Friday, June 22, 2012

At the Movies: "Beginners"

Mike Mills, 2011.

Ebert: Three and a half Stars
Rotten Tomatoes: 84% Fresh

Beginners is a quiet, quirky movie about a man trying to come to terms with the last years of his father’s life. After the protagonist’s mother dies, and after almost 50 years of marriage, his father takes a much younger boyfriend and becomes a very active member of the local gay community. This understandably leads the son to question much of what has come before, even as he draws closer to his suddenly more approachable father. Meanwhile, he (the son) has met a highly attractive young woman who shares his ineptness at romantic relationships, and they struggle to find some kind of vocabulary with which they can find out if they are even suitable for each other.

Beginners is set, oddly, seven years back in time, which gives it a contemporary feel but underscores its lack of resolution or finality; the characters have issues, as we say, and will have to continue working on them. There is one roughly linear story arc, but much of the screen time is spent in non-linear flashback, sometimes with events colored or distorted by memory. Occasionally the movie breaks for more direct collage, with a voiceover over vintage images chosen to represent the feel, the look, or the perils of an era, or a period in the characters’ lives. Intensely experiential and infused with a documentarian sensibility, it feels (as I remarked to Mrs.5000) like “This American Life: The Movie.” Oh, and there’s a talking dog.

Highly recommended for grownup types who don’t mind feeling wistful and who are interested in the nature of human emotional life and the always-problematic realm of family dynamics.


Nichim said...

This already sounds like the kind of movie I would definitely not volunteer to watch (although I might get something out of it if I were forced by circumstance to consume it) but I draw the line at talking dogs. Except in Pynchon's Mason and Dixon, but I don't think they're likely to make a movie version of that. Pynchon is often my exception that proves the rule (not that that cliche even makes sense).

Michael5000 said...

The dog talks in subtitles rather than voice-over, which helps.
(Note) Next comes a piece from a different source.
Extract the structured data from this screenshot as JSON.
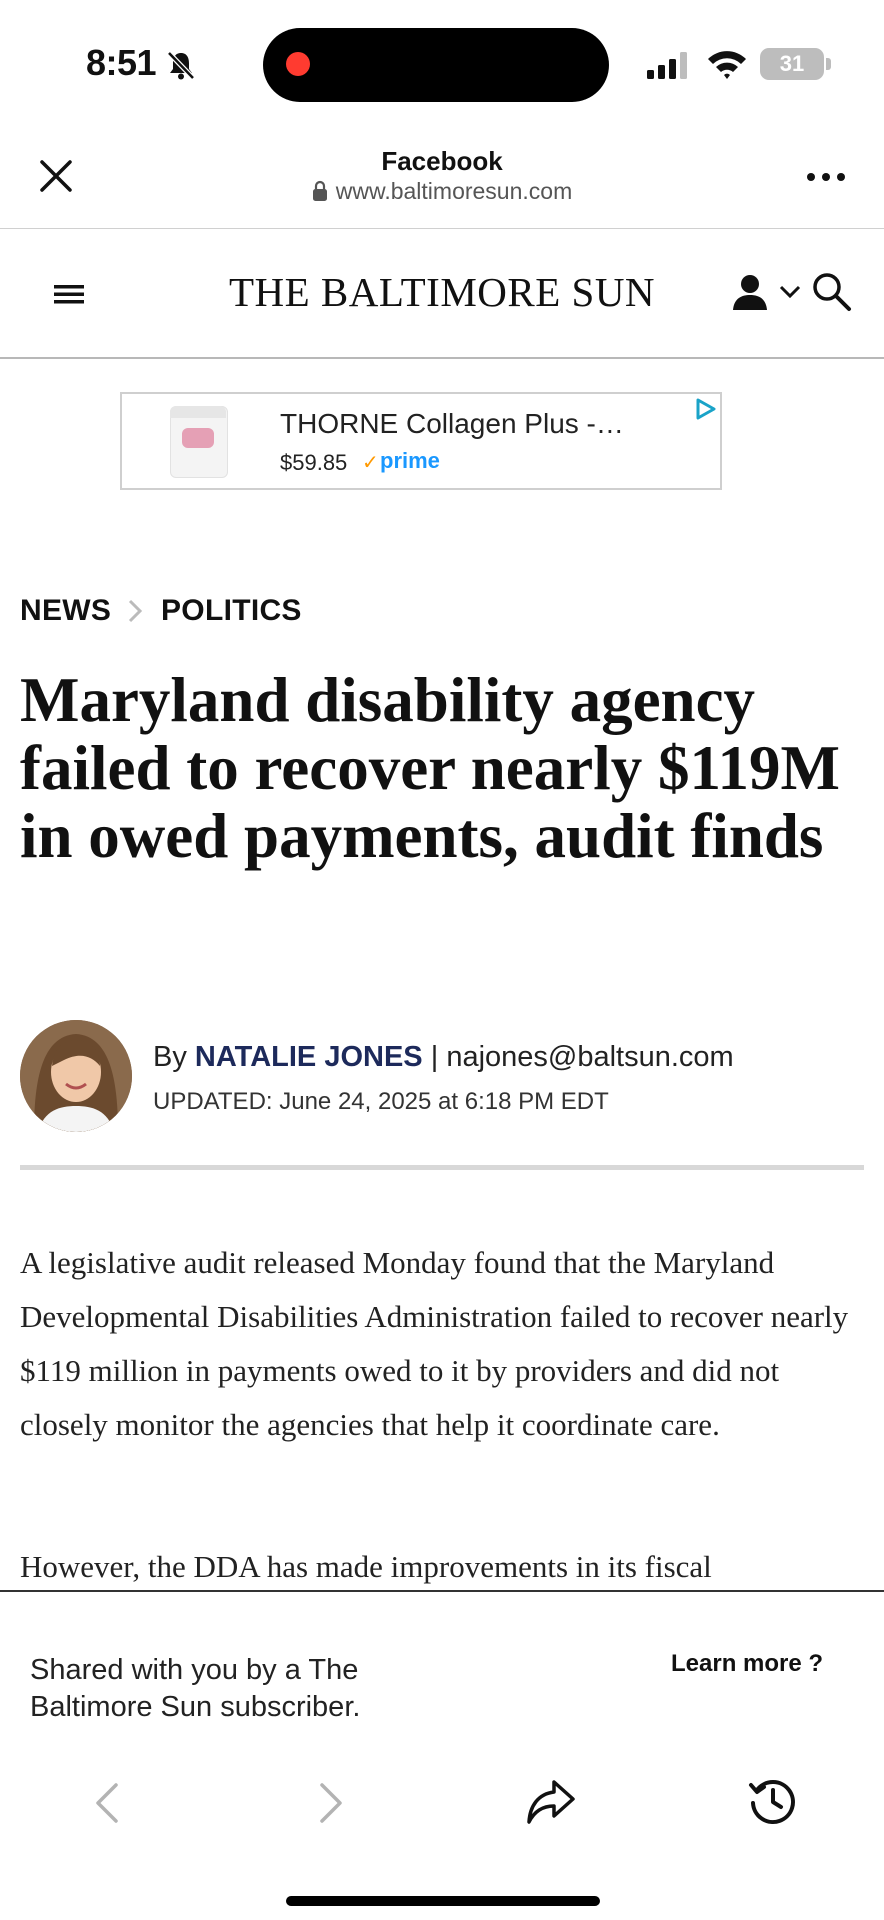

And it's a very cute dog. And articulate! And, you know, "symbolic."

I, too, wouldn't have volunteered for it -- it was a Mrs.5000 pick -- but I did quite enjoy it once embarked.